Human cattle seem to have a need to be led, whether by "experts," bullies, religious, or what have you. Independent thinking is very rare and one must not confuse obstinacy with independence. Most of the reason the blight-wing has been, and will continue to be, such a dismal failure is because each believes his piece of the shattered mirror to be the whole. All have a god complex and thus feel that they have nothing to learn from each other. Revisionists, for example, love to babble about the unprovable. The glans-heads do little other than attempt to prove how bad and ugly they are. Then there are those who invent bizarre religious cults as if any god ever gave two cents what happened to we foolish mortals.
Julius Streicher had his own political party, swastika and all. When it became obvious that Adolf Hitler was a better leader, Streicher joined Hitler's ranks. This is what one could naturally expect from people who were cause oriented. America's bone-heads, skin-heads, freak-heads, Nazis, true-jews, Thor hammerites, kooky klanners, and so on and so forth, are only ego driven and hence perpetually immune from cooperation of any kind. Ernst Zündel summed it up best, "I am the cause!" (If I were a jew, I'd oppose none of them for they all are on the path of self-destruction. It's perhaps an inner necessity born of their general uselessness.)
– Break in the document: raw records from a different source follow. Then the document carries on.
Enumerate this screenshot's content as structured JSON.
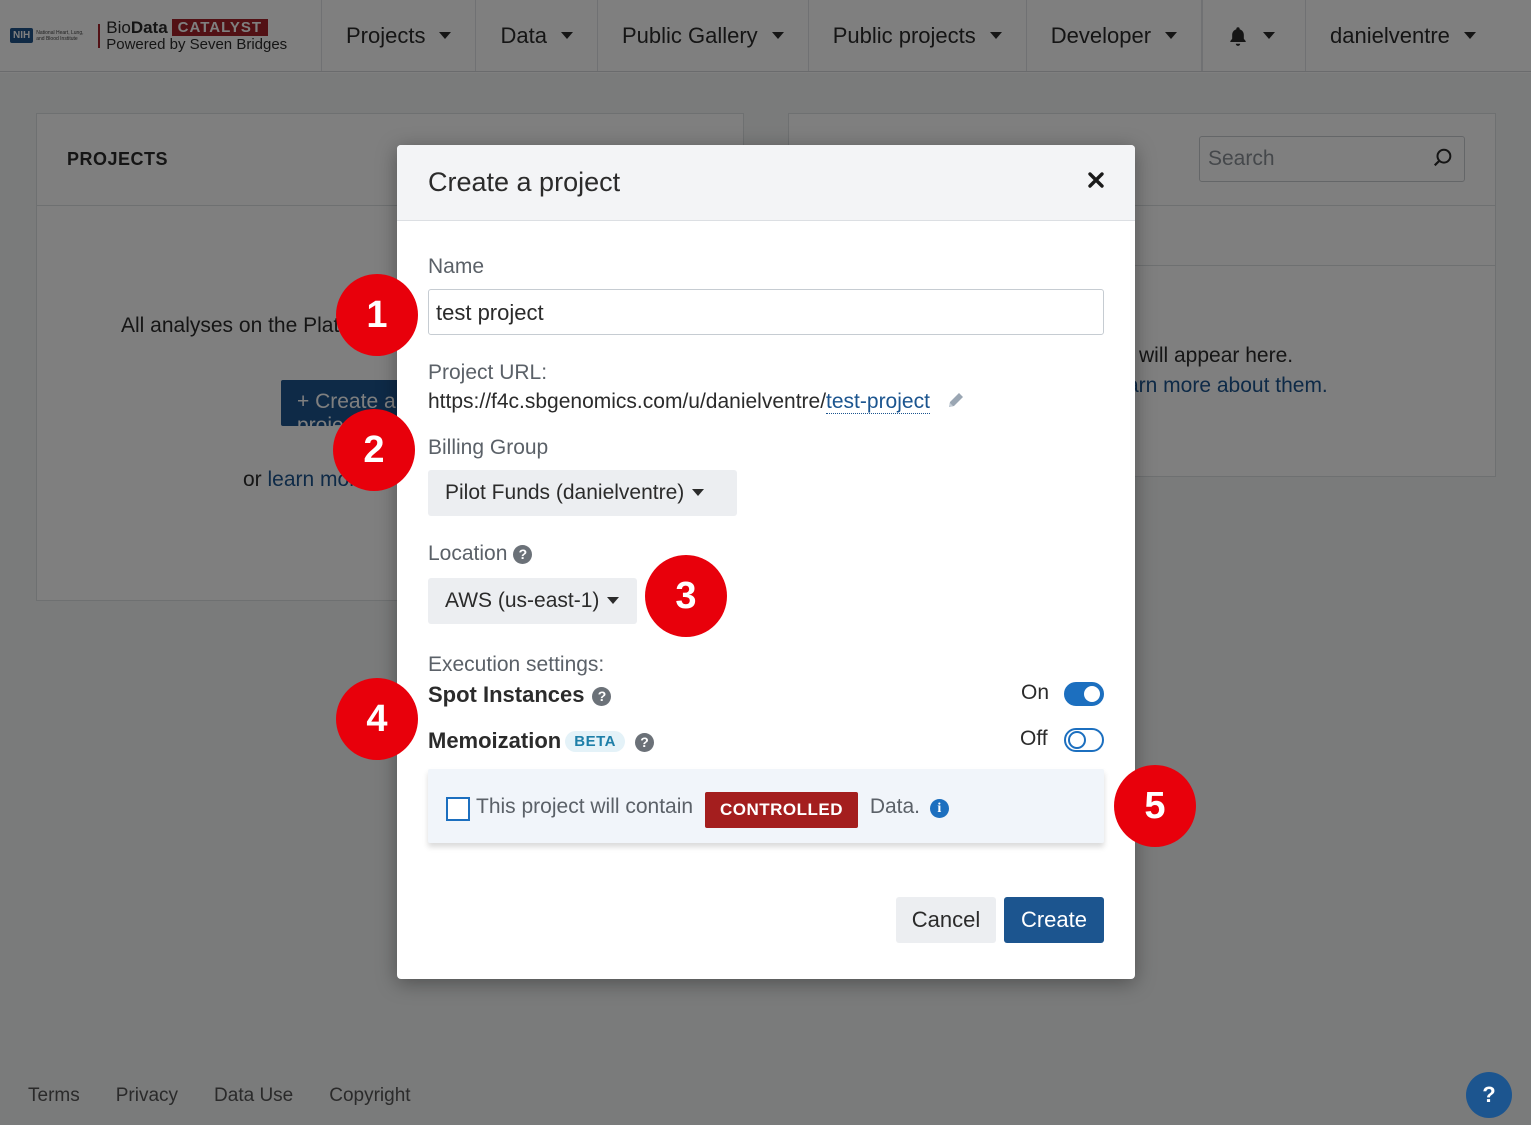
{
  "brand": {
    "nih_tag": "NIH",
    "nih_sub": "National Heart, Lung, and Blood Institute",
    "bio_a": "Bio",
    "bio_b": "Data",
    "catalyst": "CATALYST",
    "powered": "Powered by Seven Bridges"
  },
  "nav": {
    "projects": "Projects",
    "data": "Data",
    "gallery": "Public Gallery",
    "public_projects": "Public projects",
    "developer": "Developer",
    "user": "danielventre"
  },
  "background": {
    "projects_header": "PROJECTS",
    "projects_lead": "All analyses on the Platform are organized into projects.",
    "create_btn": "+ Create a project",
    "or_text": "or ",
    "learn_more": "learn more.",
    "search_placeholder": "Search",
    "right_line1": "will appear here.",
    "right_line2": "arn more about them."
  },
  "footer": {
    "terms": "Terms",
    "privacy": "Privacy",
    "data_use": "Data Use",
    "copyright": "Copyright",
    "help": "?"
  },
  "modal": {
    "title": "Create a project",
    "name_label": "Name",
    "name_value": "test project",
    "url_label": "Project URL:",
    "url_base": "https://f4c.sbgenomics.com/u/danielventre/",
    "url_slug": "test-project",
    "billing_label": "Billing Group",
    "billing_value": "Pilot Funds (danielventre)",
    "location_label": "Location",
    "location_value": "AWS (us-east-1)",
    "exec_label": "Execution settings:",
    "spot_label": "Spot Instances",
    "spot_state": "On",
    "memo_label": "Memoization",
    "memo_badge": "BETA",
    "memo_state": "Off",
    "controlled_pre": "This project will contain",
    "controlled_badge": "CONTROLLED",
    "controlled_post": "Data.",
    "cancel": "Cancel",
    "create": "Create"
  },
  "markers": [
    "1",
    "2",
    "3",
    "4",
    "5"
  ],
  "colors": {
    "primary": "#1c558f",
    "toggle": "#1c6fbf",
    "controlled": "#a41e1e",
    "catalyst": "#a5232b",
    "marker": "#e8000b"
  }
}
I used to put up on the chalkboard, during some of my math classes, a string of digits which I claimed was an decimal approximation of Pi (the ratio of the circumference of a circle to its diameter). The first 12 digits were correct but the remaining 100, or so, were merely random picks. The students were then asked to accept this number or reject it. It would be an article of faith on their part and I emphasized that. One either believed my number was true, or he did not. It was all a matter of faith except for those precious rare souls who would spend the time and energy to verify what I had written.
We need to increase the number of rare souls.
28 December 1998